**Data provided:**
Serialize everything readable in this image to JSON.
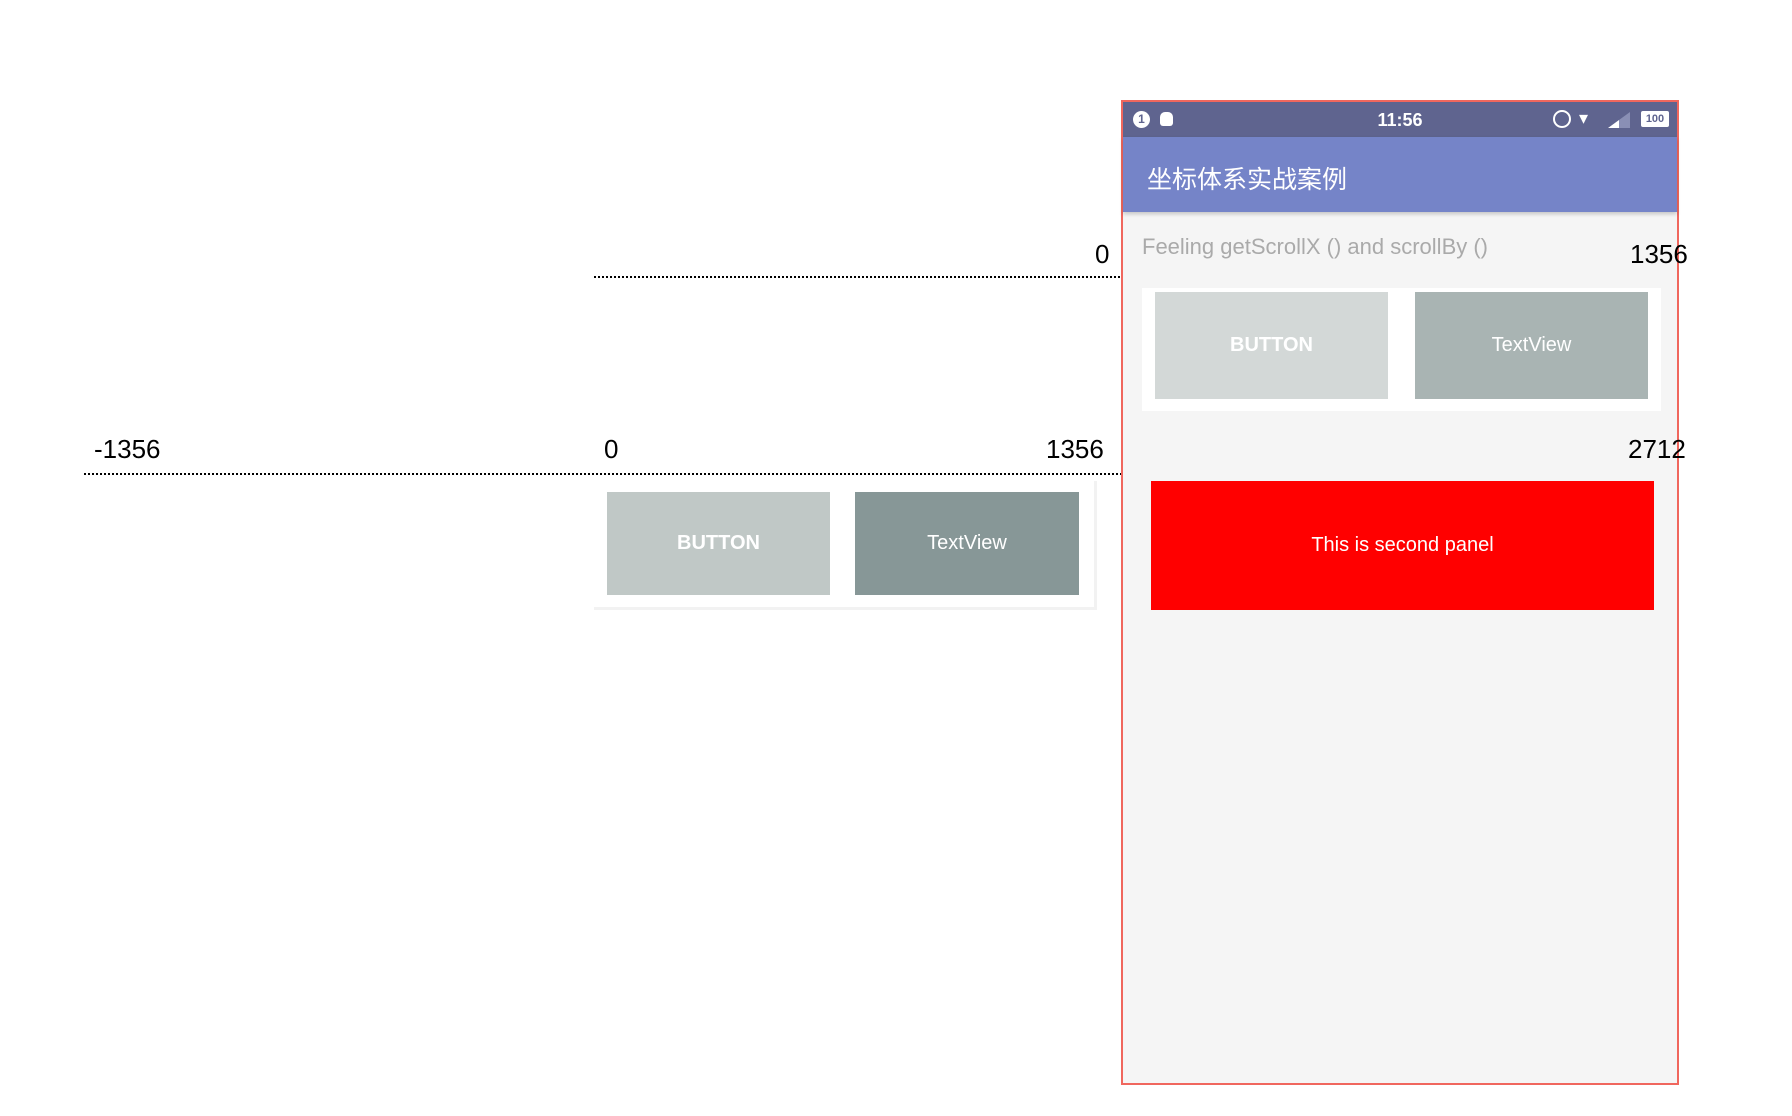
{
  "phone": {
    "status_bar": {
      "time": "11:56",
      "notification_badge": "1",
      "battery": "100",
      "icons": [
        "notification-badge-icon",
        "android-icon",
        "alarm-icon",
        "wifi-icon",
        "signal-icon",
        "battery-icon"
      ]
    },
    "app_title": "坐标体系实战案例",
    "subtitle": "Feeling getScrollX () and scrollBy ()",
    "button_label": "BUTTON",
    "textview_label": "TextView",
    "second_panel_label": "This is second panel"
  },
  "outside_panel": {
    "button_label": "BUTTON",
    "textview_label": "TextView"
  },
  "axis_top": {
    "labels": [
      "0",
      "1356"
    ]
  },
  "axis_bottom": {
    "labels": [
      "-1356",
      "0",
      "1356",
      "2712"
    ]
  },
  "colors": {
    "frame": "#f0675e",
    "status_bar": "#5f648f",
    "app_bar": "#7584c8",
    "second_panel": "#ff0000"
  }
}
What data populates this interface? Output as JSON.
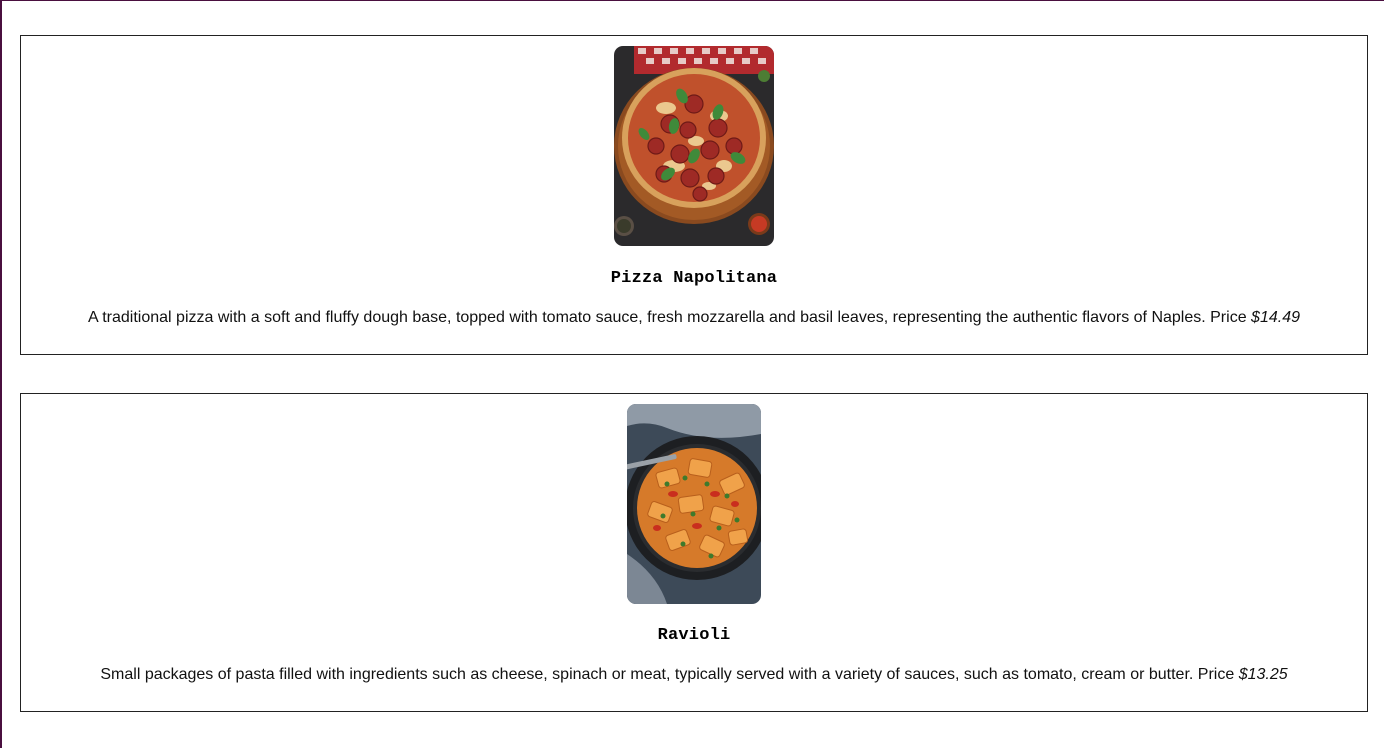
{
  "menu": {
    "items": [
      {
        "name": "Pizza Napolitana",
        "description": "A traditional pizza with a soft and fluffy dough base, topped with tomato sauce, fresh mozzarella and basil leaves, representing the authentic flavors of Naples. Price",
        "price": "$14.49",
        "photo": "pizza-napolitana-photo"
      },
      {
        "name": "Ravioli",
        "description": "Small packages of pasta filled with ingredients such as cheese, spinach or meat, typically served with a variety of sauces, such as tomato, cream or butter. Price",
        "price": "$13.25",
        "photo": "ravioli-photo"
      }
    ]
  },
  "colors": {
    "frame_edge": "#4a0f3f",
    "card_border": "#222222",
    "text": "#111111"
  }
}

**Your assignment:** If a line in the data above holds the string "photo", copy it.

**Your solution:**
        "photo": "pizza-napolitana-photo"
        "photo": "ravioli-photo"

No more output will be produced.